Adam Greene is on his stomach as a pack of police officers pile on him, driving their knees into his back and wrenching his arms and legs. One officer knees him in the ribs; another kicks him in the face.
"Stop resisting," officers on the video yell, but Greene, his face pushed into the pavement, hasn't resisted. He doesn't even move -- maybe can't move -- because he's gone into diabetic shock caused by low blood sugar.
Nevada Highway Patrol troopers also participated in the traffic stop but do not appear to kick or knee Greene on the video. The state has agreed to pay $35,000 to Greene for a total of $292,500 between the two agencies.
CAUGHT ON TAPE
The trooper, his gun still raised, then gives Greene conflicting commands. He first tells him not to move, then tells him to come forward.
A second trooper quickly cuffs Greene's wrist and pulls him from the car, which rolls forward until an officer stops it.
Greene flops to the ground, clearly dazed as five officers rush him. A sixth officer, with Henderson police, enters the frame late and delivers five well-placed kicks to Greene's face.
"Stop resisting mother (expletive)!" one officer yells.
Greene doesn't scream until a second Henderson officer knees him in the midsection -- and then does it three more times. Greene was later treated for fractured ribs.
Greene was released without a citation, and officers apologized to him for "beating him up," the lawsuit said.
He immediately went to a hospital, where he was treated for the broken ribs and the bruises to his hands, neck, face and scalp, the lawsuit said.
One of the harsher moments in the video comes near the end of the clip, when one officer can be heard laughing loudly.
None of the officers was named in the lawsuit, and authorities have not released their names.
Henderson police said a sergeant involved was disciplined. The sergeant remains employed with the department.
Greene's case, while shocking, is not unique.
A Web search on the issue returns dozens of video clips and stories similar to Greene's.
This wasn't the first high-profile incident involving a medical episode in Clark County. In both cases, the Highway Patrol was involved.
Las Vegas doctor Ryan Rich, 33, died in January 2008 after trooper Loren Lazoff used a Taser on him five times.
Rich's vehicle had crashed into two vehicles and then the center median on Interstate 15.
Lazoff said Rich appeared intoxicated, dazed and was combative, but an autopsy later revealed he only had seizure medication in his system. Rich had been diagnosed with the seizure disorder shortly before he died.
The Clark County Coroner's inquest jury ruled the death excusable.
The thought of how far the human race would have advanced absent initiatory force

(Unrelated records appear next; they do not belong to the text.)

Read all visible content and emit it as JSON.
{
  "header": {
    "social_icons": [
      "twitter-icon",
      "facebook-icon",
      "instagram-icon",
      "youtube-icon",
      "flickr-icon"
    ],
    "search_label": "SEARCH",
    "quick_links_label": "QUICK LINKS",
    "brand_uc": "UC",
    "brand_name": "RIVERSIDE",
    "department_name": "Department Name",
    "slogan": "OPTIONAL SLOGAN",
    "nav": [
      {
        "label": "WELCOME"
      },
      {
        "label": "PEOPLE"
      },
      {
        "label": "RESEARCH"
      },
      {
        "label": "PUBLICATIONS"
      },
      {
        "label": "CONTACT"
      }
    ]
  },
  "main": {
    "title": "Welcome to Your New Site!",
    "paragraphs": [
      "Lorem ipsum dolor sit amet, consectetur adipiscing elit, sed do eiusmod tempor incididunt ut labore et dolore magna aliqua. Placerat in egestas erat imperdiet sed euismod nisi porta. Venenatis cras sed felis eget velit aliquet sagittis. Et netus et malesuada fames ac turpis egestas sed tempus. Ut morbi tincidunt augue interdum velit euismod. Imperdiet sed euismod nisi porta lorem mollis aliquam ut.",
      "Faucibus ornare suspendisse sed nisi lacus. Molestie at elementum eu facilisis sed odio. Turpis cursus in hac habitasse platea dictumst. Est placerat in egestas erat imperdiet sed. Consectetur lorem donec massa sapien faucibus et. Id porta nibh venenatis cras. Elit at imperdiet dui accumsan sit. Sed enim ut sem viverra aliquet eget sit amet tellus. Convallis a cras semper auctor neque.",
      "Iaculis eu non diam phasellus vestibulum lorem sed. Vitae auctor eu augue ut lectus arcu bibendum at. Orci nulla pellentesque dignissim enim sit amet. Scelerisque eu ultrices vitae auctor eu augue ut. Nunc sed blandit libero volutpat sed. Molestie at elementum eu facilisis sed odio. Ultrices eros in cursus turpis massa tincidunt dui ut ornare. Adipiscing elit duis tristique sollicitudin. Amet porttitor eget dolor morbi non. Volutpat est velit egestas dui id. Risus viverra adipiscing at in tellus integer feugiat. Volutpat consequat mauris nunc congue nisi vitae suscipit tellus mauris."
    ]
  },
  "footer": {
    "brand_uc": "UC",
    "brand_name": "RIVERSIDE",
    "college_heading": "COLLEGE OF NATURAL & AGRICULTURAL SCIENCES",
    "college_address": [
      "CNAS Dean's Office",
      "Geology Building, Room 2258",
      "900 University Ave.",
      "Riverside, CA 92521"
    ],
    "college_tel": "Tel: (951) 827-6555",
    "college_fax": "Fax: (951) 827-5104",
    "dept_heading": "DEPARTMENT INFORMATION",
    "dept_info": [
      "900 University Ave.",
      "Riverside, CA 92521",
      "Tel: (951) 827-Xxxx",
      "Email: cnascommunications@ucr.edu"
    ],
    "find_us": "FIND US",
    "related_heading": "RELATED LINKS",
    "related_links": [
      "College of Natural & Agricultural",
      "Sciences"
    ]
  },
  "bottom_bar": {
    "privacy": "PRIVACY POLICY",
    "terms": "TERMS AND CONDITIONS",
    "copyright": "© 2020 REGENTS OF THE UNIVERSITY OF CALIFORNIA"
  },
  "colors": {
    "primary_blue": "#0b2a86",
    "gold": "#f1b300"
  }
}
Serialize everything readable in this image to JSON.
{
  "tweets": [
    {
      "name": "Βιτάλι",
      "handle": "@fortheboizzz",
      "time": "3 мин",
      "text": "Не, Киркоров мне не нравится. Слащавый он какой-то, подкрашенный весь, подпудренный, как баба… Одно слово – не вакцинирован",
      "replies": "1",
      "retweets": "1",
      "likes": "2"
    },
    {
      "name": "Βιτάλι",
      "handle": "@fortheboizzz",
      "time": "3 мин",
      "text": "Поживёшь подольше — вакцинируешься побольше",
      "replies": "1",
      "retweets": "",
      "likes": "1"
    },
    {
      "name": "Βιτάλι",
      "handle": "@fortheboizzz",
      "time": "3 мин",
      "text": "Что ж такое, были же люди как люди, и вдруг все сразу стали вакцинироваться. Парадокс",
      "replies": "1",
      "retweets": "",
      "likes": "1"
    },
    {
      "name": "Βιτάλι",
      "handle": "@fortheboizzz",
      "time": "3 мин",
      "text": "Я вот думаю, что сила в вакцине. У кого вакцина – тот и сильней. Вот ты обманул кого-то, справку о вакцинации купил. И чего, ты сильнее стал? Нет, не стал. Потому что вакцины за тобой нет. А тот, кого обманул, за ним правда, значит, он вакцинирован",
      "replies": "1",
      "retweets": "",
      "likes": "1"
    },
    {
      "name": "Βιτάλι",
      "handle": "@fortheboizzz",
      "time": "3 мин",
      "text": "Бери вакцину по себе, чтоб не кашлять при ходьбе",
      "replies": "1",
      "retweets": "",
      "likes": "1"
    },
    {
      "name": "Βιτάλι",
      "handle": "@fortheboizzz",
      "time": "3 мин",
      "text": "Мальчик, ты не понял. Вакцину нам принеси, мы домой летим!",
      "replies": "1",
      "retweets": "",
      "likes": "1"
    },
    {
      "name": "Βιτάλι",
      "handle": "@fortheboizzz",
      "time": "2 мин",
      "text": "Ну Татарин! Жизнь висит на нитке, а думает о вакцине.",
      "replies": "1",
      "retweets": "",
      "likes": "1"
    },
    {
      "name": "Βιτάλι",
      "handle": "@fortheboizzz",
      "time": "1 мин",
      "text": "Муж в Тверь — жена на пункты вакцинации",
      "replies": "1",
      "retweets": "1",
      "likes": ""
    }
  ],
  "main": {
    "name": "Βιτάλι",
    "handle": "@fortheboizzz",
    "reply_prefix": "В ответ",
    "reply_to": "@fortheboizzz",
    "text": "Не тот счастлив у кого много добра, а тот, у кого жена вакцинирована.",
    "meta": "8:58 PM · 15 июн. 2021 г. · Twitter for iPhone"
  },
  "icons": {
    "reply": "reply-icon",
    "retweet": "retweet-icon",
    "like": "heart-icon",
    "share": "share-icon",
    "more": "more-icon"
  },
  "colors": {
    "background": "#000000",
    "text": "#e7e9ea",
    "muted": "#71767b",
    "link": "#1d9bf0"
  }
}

staggers the imagination.
THE POINT: Unlike the government thief, a common thief doesn't claim his "craft" is honest.
Lawyer-like dishonesty a point: The common thief is honest when he tells you he's robbing you.